• _PROMPT_
The complete data, repeated exactly, should form your response.

• _SOURCE DATA_
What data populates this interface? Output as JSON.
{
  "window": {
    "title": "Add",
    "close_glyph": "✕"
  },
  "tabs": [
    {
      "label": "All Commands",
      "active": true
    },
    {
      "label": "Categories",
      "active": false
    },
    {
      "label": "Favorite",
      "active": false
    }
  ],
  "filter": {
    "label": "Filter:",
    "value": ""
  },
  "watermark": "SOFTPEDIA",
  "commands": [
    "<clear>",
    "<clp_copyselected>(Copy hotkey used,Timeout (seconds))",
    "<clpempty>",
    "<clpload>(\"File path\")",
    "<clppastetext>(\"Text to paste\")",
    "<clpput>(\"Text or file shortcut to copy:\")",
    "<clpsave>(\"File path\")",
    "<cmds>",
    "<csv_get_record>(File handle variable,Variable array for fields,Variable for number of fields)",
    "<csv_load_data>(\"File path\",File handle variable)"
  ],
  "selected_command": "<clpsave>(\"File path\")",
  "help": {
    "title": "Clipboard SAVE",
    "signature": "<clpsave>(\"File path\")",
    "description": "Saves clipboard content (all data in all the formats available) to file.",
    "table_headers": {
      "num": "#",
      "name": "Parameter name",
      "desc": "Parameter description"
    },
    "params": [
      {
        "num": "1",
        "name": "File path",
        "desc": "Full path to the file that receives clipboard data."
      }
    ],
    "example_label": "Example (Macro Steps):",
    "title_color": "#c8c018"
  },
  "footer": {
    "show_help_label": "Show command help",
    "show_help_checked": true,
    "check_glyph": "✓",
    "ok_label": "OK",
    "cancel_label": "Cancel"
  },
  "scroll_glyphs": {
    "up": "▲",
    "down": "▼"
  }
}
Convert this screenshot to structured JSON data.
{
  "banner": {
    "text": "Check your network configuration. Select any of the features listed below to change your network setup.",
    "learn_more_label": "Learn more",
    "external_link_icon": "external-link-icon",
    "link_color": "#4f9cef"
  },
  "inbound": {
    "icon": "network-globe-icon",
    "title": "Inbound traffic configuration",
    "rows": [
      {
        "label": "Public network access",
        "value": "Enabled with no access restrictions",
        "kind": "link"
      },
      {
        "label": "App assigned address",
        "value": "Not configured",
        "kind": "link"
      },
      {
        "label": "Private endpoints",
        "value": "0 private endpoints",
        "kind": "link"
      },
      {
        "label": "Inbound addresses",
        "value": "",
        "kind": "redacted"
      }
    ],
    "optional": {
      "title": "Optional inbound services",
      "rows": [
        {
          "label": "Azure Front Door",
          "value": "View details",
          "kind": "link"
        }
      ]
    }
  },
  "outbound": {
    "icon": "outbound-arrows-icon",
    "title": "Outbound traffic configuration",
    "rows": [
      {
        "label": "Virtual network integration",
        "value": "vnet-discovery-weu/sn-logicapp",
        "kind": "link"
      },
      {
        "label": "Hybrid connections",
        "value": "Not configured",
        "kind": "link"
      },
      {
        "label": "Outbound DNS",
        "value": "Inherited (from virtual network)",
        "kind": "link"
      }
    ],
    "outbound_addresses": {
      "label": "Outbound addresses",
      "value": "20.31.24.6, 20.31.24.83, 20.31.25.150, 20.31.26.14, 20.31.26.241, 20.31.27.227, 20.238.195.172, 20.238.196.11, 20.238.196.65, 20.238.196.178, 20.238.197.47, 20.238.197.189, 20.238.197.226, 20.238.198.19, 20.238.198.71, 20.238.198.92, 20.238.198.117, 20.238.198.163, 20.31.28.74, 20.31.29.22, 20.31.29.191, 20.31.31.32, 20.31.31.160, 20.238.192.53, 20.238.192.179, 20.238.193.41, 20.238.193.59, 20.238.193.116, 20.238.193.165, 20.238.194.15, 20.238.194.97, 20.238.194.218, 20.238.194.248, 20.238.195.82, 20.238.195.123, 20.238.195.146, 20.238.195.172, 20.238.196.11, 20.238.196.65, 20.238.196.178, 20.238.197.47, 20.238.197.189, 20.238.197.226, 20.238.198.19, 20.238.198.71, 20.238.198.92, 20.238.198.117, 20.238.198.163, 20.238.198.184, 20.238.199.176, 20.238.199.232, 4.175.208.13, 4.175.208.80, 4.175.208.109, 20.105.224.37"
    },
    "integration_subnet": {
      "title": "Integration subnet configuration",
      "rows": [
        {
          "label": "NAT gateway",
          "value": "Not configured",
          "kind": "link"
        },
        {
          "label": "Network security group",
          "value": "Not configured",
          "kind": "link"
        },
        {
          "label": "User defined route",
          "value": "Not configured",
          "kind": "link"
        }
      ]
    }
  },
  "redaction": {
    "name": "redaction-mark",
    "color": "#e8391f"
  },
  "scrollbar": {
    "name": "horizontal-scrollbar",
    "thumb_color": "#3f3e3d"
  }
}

• _RESPONSE BELOW_
What data populates this interface? Output as JSON.
{
  "window": {
    "title": "Add",
    "close_glyph": "✕"
  },
  "tabs": [
    {
      "label": "All Commands",
      "active": true
    },
    {
      "label": "Categories",
      "active": false
    },
    {
      "label": "Favorite",
      "active": false
    }
  ],
  "filter": {
    "label": "Filter:",
    "value": ""
  },
  "watermark": "SOFTPEDIA",
  "commands": [
    "<clear>",
    "<clp_copyselected>(Copy hotkey used,Timeout (seconds))",
    "<clpempty>",
    "<clpload>(\"File path\")",
    "<clppastetext>(\"Text to paste\")",
    "<clpput>(\"Text or file shortcut to copy:\")",
    "<clpsave>(\"File path\")",
    "<cmds>",
    "<csv_get_record>(File handle variable,Variable array for fields,Variable for number of fields)",
    "<csv_load_data>(\"File path\",File handle variable)"
  ],
  "selected_command": "<clpsave>(\"File path\")",
  "help": {
    "title": "Clipboard SAVE",
    "signature": "<clpsave>(\"File path\")",
    "description": "Saves clipboard content (all data in all the formats available) to file.",
    "table_headers": {
      "num": "#",
      "name": "Parameter name",
      "desc": "Parameter description"
    },
    "params": [
      {
        "num": "1",
        "name": "File path",
        "desc": "Full path to the file that receives clipboard data."
      }
    ],
    "example_label": "Example (Macro Steps):",
    "title_color": "#c8c018"
  },
  "footer": {
    "show_help_label": "Show command help",
    "show_help_checked": true,
    "check_glyph": "✓",
    "ok_label": "OK",
    "cancel_label": "Cancel"
  },
  "scroll_glyphs": {
    "up": "▲",
    "down": "▼"
  }
}
Convert this screenshot to structured JSON data.
{
  "banner": {
    "text": "Check your network configuration. Select any of the features listed below to change your network setup.",
    "learn_more_label": "Learn more",
    "external_link_icon": "external-link-icon",
    "link_color": "#4f9cef"
  },
  "inbound": {
    "icon": "network-globe-icon",
    "title": "Inbound traffic configuration",
    "rows": [
      {
        "label": "Public network access",
        "value": "Enabled with no access restrictions",
        "kind": "link"
      },
      {
        "label": "App assigned address",
        "value": "Not configured",
        "kind": "link"
      },
      {
        "label": "Private endpoints",
        "value": "0 private endpoints",
        "kind": "link"
      },
      {
        "label": "Inbound addresses",
        "value": "",
        "kind": "redacted"
      }
    ],
    "optional": {
      "title": "Optional inbound services",
      "rows": [
        {
          "label": "Azure Front Door",
          "value": "View details",
          "kind": "link"
        }
      ]
    }
  },
  "outbound": {
    "icon": "outbound-arrows-icon",
    "title": "Outbound traffic configuration",
    "rows": [
      {
        "label": "Virtual network integration",
        "value": "vnet-discovery-weu/sn-logicapp",
        "kind": "link"
      },
      {
        "label": "Hybrid connections",
        "value": "Not configured",
        "kind": "link"
      },
      {
        "label": "Outbound DNS",
        "value": "Inherited (from virtual network)",
        "kind": "link"
      }
    ],
    "outbound_addresses": {
      "label": "Outbound addresses",
      "value": "20.31.24.6, 20.31.24.83, 20.31.25.150, 20.31.26.14, 20.31.26.241, 20.31.27.227, 20.238.195.172, 20.238.196.11, 20.238.196.65, 20.238.196.178, 20.238.197.47, 20.238.197.189, 20.238.197.226, 20.238.198.19, 20.238.198.71, 20.238.198.92, 20.238.198.117, 20.238.198.163, 20.31.28.74, 20.31.29.22, 20.31.29.191, 20.31.31.32, 20.31.31.160, 20.238.192.53, 20.238.192.179, 20.238.193.41, 20.238.193.59, 20.238.193.116, 20.238.193.165, 20.238.194.15, 20.238.194.97, 20.238.194.218, 20.238.194.248, 20.238.195.82, 20.238.195.123, 20.238.195.146, 20.238.195.172, 20.238.196.11, 20.238.196.65, 20.238.196.178, 20.238.197.47, 20.238.197.189, 20.238.197.226, 20.238.198.19, 20.238.198.71, 20.238.198.92, 20.238.198.117, 20.238.198.163, 20.238.198.184, 20.238.199.176, 20.238.199.232, 4.175.208.13, 4.175.208.80, 4.175.208.109, 20.105.224.37"
    },
    "integration_subnet": {
      "title": "Integration subnet configuration",
      "rows": [
        {
          "label": "NAT gateway",
          "value": "Not configured",
          "kind": "link"
        },
        {
          "label": "Network security group",
          "value": "Not configured",
          "kind": "link"
        },
        {
          "label": "User defined route",
          "value": "Not configured",
          "kind": "link"
        }
      ]
    }
  },
  "redaction": {
    "name": "redaction-mark",
    "color": "#e8391f"
  },
  "scrollbar": {
    "name": "horizontal-scrollbar",
    "thumb_color": "#3f3e3d"
  }
}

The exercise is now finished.